Paul Farmer, Chief Executive of MIND said:

"Computerised Cognitive Behavioural Therapy is an important addition to the range of treatment options available for people who suffer from mild depression or anxiety. It will bring therapy to the doorstep of users making it convenient and easy to access especially for people who live in remote locations. Its immediacy will benefit people who have been waiting months or even years to see a therapist."

"However, this method of delivery will not suit everyone. It is important that there is a choice of options."

Dr Peter Crouch, a GP and Forensic Medical Examiner at the Taw Hill Medical Practice in Swindon said:

"We have been using computerised Cognitive Behavioural Therapy for over three years and the feedback by our patients is extremely positive.

"Our patients have found that using "The Relief Series" and "Beating the Blues" has significantly helped them to better cope with anxiety, insomnia and stress. Using the system has amplified the ability of our award winning local psychology service in Wiltshire to provide tangible and practical help and psychological support to those who need it.

"Very few services are able to be delivered within a few minutes of a consultation and in the patient's own home. We have patients who have logged in from work, home and anywhere they can access the internet. As we have many patients who travel, some have logged in from halfway around the world to continue the programme of support."

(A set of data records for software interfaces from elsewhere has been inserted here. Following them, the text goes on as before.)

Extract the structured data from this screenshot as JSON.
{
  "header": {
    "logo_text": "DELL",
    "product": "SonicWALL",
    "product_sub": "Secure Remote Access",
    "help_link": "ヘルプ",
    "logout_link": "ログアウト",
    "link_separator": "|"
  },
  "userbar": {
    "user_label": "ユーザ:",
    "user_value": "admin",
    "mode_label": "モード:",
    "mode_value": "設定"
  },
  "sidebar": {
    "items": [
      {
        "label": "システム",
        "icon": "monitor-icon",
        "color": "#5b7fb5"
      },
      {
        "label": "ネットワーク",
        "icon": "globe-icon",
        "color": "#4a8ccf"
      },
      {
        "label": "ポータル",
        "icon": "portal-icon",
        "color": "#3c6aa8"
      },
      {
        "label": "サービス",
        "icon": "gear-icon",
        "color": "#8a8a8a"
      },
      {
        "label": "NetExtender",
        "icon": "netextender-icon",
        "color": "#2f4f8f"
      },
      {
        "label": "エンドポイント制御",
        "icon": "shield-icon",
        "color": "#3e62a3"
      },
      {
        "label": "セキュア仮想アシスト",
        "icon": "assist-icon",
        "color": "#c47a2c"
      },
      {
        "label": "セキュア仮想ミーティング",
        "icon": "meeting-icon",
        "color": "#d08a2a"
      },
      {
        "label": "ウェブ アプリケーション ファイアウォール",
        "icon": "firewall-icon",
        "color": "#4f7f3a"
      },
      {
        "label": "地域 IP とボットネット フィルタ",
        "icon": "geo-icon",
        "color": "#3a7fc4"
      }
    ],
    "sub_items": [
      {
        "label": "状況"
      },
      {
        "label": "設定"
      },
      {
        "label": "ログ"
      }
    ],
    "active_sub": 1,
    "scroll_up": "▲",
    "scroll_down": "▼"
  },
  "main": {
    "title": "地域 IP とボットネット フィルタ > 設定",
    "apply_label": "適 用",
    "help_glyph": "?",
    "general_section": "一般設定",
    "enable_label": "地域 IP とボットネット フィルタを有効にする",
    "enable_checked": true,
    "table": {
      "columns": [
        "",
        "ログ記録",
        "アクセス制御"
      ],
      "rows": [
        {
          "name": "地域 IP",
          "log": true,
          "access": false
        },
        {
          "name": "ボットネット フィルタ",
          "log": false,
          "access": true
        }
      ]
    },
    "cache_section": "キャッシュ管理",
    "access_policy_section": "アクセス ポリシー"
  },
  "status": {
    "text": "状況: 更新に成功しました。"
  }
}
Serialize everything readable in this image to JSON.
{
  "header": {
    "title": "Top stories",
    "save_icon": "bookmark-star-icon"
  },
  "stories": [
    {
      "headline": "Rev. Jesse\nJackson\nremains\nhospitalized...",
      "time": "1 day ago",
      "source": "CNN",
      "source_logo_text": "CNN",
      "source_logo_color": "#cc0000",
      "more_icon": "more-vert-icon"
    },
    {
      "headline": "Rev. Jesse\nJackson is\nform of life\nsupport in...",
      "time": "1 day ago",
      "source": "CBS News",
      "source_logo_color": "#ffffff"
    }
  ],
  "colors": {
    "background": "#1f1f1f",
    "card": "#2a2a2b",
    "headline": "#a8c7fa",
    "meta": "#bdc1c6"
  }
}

Last year, the Government announced the establishment of two improving access to psychological therapy (IAPT) demonstration sites in Doncaster and Newham. The programme's core purpose is to develop: evidence of the benefits of psychological therapies; service models on how evidence based services should be implemented nationwide; and incentives to enable the local NHS to deliver the new services.